    Gale, D., Sotomayor, M.: Some remarks on the stable matching problem. Discrete Appl. Math. 11, 223–232 (1985)MathSciNetCrossRefGoogle Scholar
  8. 8.
    Gärdenfors, P.: Match making: assignments based on bilateral preferences. Behav. Sci. 20, 166–173 (1975)CrossRefGoogle Scholar
  9. 9.
    Gusfield, D., Irving, R.W.: The Stable Marriage Problem: Structure and Algorithms. MIT Press, Cambridge (1989)zbMATHGoogle Scholar
  10. 10.
    Huang, C.-C., Kavitha, T.: Popular matchings in the stable marriage problem. Inf. Comput. 222, 180–194 (2013)MathSciNetCrossRefGoogle Scholar
  11. 11.
    Irving, R.W., Leather, P., Gusfield, D.: An efficient algorithm for the “optimal” stable marriage. J. ACM 34, 532–543 (1987)MathSciNetCrossRefGoogle Scholar
  12. 12.
    Kavitha, T.: A size-popularity tradeoff in the stable marriage problem. SIAM J. Comput. 43, 52–71 (2014)MathSciNetCrossRefGoogle Scholar
  13. 13.
    Knuth, D.: Mariages Stables. Les Presses de L’Université de Montréal, 1976. English translation in Stable Marriage and its Relation to Other Combinatorial Problems, volume 10 of CRM Proceedings and Lecture Notes, American Mathematical Society (1997)Google Scholar
  14. 14.
    McDermid, E., Irving, R.W.: Popular matchings: structure and algorithms. J. Comb. Optim. 22(3), 339–359 (2011)MathSciNetCrossRefGoogle Scholar
  15. 15.
    Rothblum, U.G.: Characterization of stable matchings as extreme points of a polytope. Math. Program. 54, 57–67 (1992)MathSciNetCrossRefGoogle Scholar

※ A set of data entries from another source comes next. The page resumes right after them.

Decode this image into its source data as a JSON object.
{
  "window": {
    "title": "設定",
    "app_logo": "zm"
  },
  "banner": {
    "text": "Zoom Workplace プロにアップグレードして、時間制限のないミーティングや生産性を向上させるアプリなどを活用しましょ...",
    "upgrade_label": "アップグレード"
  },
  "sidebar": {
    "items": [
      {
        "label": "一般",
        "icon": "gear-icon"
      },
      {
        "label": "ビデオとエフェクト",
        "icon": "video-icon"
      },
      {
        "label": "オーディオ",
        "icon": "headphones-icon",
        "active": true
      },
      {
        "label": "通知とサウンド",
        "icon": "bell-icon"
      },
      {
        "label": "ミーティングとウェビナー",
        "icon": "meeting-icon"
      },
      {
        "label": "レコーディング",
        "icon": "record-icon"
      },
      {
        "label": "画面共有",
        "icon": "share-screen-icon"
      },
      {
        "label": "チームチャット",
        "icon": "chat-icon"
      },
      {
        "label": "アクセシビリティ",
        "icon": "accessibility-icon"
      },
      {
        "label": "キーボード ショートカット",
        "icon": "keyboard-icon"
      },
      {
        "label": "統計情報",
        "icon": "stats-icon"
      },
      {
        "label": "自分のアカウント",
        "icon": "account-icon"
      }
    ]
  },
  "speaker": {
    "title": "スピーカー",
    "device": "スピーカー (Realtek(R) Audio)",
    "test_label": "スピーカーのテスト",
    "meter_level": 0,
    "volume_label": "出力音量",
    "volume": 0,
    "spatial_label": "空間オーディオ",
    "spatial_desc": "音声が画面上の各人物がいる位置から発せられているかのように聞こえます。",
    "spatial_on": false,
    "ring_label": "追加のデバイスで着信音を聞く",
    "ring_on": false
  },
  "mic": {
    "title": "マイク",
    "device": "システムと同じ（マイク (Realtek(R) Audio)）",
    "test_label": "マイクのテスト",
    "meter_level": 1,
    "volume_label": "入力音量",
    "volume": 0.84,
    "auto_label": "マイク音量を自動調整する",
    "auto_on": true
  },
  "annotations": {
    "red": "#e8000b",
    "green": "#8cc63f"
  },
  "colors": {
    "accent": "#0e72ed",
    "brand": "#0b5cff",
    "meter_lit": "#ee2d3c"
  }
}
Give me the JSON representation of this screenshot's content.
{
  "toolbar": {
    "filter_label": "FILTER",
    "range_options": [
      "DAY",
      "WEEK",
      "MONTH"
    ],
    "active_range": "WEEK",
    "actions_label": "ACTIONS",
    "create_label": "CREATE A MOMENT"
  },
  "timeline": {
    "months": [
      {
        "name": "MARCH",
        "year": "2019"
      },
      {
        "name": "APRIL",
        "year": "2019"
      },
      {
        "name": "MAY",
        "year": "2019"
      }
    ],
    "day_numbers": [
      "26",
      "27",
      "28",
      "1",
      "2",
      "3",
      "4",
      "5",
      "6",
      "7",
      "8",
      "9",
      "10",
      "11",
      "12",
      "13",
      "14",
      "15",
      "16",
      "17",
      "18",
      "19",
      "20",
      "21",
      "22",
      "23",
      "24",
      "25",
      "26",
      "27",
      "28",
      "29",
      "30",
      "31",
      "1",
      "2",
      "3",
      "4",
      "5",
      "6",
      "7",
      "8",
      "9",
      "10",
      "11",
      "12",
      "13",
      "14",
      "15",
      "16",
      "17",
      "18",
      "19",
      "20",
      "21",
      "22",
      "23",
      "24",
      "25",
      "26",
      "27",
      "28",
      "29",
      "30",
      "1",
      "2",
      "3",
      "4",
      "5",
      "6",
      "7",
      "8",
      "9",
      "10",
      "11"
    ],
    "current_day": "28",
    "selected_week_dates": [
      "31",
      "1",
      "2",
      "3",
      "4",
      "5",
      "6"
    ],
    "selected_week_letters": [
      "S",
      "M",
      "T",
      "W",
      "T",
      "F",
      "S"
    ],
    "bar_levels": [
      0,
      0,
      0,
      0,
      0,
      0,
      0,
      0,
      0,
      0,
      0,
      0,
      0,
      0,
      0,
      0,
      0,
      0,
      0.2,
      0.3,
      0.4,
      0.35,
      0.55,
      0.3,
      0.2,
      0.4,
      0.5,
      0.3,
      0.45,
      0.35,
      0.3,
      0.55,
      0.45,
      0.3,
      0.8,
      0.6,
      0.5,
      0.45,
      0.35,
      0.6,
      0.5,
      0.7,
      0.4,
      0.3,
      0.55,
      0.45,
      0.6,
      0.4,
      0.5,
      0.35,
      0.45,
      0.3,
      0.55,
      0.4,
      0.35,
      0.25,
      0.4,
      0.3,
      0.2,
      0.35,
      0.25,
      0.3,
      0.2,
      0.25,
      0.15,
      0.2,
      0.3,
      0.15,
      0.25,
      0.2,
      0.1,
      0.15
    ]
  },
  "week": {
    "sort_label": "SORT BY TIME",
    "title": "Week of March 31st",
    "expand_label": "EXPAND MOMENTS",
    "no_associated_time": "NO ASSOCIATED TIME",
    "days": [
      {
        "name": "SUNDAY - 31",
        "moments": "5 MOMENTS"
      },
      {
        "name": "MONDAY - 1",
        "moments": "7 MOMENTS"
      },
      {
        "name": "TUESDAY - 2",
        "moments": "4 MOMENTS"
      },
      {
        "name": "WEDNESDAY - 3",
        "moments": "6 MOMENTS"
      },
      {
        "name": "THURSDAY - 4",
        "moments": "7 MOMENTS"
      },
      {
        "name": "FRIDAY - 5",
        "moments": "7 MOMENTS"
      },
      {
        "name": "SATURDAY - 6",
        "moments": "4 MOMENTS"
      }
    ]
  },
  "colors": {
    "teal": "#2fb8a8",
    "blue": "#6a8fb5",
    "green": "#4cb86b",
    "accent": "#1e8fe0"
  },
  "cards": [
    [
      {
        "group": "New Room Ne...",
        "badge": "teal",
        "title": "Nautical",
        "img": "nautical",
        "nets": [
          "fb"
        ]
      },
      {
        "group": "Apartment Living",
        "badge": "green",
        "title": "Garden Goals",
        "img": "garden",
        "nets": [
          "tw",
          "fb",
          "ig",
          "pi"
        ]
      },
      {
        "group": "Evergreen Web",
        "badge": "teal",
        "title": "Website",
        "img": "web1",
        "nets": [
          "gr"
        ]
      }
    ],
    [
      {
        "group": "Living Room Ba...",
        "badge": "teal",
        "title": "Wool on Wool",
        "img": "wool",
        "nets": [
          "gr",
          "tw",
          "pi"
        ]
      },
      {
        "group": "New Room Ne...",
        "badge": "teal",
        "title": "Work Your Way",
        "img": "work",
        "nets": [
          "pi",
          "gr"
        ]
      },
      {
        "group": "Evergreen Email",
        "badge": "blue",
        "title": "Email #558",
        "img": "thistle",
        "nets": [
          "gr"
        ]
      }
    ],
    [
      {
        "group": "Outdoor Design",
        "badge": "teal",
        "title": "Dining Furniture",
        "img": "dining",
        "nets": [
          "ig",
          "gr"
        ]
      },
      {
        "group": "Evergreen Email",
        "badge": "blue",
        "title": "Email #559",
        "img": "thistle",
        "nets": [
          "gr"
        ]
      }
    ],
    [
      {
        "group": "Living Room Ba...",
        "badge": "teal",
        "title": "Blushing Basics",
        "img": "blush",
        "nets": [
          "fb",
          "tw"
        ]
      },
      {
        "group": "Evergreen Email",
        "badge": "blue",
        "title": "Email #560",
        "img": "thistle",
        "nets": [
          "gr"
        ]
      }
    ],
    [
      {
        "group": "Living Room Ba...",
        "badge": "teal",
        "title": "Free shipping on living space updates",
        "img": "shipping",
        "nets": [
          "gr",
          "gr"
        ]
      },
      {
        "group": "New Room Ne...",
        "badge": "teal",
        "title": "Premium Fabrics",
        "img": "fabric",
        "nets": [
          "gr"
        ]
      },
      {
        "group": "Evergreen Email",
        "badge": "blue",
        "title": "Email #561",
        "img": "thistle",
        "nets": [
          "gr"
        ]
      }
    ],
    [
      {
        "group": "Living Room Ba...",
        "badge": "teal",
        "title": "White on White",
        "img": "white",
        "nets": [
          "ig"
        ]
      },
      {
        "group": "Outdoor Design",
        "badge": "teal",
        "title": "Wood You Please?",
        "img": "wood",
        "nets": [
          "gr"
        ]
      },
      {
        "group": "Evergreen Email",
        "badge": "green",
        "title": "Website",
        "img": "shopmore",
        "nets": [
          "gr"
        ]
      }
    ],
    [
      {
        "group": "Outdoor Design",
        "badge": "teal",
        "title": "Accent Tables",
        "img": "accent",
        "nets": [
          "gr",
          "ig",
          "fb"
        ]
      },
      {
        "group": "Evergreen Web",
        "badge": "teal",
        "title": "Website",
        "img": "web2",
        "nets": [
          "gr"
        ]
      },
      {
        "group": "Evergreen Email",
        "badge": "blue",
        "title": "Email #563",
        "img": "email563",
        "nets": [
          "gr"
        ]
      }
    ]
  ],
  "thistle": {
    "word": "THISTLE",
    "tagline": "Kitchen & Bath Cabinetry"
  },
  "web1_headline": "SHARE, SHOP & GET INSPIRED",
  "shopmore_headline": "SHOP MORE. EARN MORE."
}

Copyright information

© Springer-Verlag GmbH Germany and Mathematical Optimization Society 2017

Authors and Affiliations

  1. 1.Hungarian Academy of Sciences and Corvinus University of BudapestBudapestHungary
  2. 2.Tata Institute of Fundamental ResearchMumbaiIndia

Personalised recommendations